TASK PROMPT:
From the entries below, gather each line containing the word "Enterprise".

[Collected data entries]
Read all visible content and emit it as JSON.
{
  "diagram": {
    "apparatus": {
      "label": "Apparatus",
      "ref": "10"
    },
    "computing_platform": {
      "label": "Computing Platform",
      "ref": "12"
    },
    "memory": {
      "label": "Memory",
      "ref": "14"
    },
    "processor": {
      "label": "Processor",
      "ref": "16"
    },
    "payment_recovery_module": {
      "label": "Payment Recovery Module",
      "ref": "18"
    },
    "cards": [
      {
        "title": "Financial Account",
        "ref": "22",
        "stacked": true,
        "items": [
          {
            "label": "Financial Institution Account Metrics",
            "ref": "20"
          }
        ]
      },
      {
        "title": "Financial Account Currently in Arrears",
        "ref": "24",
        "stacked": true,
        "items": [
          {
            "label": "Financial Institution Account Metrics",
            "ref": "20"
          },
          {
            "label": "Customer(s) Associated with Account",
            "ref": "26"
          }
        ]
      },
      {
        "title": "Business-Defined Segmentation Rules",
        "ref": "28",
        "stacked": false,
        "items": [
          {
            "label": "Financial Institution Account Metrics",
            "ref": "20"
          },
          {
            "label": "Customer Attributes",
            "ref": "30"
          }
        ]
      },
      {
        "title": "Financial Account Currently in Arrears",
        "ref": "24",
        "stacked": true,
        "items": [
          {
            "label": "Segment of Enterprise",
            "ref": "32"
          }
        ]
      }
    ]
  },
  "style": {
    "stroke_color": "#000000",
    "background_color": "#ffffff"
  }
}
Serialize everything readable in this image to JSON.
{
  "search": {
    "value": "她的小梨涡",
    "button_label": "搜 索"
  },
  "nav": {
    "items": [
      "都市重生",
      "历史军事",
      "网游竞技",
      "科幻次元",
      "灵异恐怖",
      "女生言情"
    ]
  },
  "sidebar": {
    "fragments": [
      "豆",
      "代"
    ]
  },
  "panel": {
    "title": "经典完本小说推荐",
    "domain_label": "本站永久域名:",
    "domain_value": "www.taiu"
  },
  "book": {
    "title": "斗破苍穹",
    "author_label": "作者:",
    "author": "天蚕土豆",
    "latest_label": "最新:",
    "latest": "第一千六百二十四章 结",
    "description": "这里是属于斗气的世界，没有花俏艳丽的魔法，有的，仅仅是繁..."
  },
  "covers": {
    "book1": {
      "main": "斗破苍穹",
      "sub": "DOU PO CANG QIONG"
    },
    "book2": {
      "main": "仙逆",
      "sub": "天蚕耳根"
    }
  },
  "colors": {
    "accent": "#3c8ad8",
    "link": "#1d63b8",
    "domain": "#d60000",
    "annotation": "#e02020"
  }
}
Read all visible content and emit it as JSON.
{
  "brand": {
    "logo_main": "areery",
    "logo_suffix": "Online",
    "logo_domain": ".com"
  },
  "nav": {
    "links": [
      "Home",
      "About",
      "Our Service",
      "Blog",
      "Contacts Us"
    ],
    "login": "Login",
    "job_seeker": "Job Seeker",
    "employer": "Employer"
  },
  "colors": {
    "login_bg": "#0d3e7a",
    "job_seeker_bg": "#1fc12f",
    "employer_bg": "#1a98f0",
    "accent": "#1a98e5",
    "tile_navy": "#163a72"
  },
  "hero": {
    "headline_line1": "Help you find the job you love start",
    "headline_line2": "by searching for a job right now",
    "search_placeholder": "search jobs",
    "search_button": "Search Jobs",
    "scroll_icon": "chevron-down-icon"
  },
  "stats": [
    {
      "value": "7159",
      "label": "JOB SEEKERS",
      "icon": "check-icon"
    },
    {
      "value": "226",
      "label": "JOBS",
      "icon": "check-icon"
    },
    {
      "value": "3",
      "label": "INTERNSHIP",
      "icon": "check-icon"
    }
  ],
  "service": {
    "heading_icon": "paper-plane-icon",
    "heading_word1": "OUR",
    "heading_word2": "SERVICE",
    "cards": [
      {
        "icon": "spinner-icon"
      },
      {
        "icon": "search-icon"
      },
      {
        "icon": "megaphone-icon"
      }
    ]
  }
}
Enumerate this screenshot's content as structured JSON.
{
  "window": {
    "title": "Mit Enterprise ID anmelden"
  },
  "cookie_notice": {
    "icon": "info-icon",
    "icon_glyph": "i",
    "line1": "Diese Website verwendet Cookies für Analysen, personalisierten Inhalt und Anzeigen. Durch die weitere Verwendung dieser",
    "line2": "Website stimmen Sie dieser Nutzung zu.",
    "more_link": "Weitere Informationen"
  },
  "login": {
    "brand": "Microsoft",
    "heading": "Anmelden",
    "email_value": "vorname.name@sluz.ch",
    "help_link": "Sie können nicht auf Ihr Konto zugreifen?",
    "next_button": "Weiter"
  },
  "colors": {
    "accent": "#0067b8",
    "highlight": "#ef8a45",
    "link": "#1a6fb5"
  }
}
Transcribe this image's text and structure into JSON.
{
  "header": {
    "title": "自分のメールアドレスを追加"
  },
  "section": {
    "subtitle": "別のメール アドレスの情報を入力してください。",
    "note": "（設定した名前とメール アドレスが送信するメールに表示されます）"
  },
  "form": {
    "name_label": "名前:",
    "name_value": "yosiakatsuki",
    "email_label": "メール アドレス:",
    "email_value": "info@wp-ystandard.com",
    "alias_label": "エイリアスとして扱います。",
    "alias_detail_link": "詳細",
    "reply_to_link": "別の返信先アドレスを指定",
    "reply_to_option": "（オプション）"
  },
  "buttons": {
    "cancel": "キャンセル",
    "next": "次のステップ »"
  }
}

EXERCISE ANSWER:
            "label": "Segment of Enterprise",
    "title": "Mit Enterprise ID anmelden"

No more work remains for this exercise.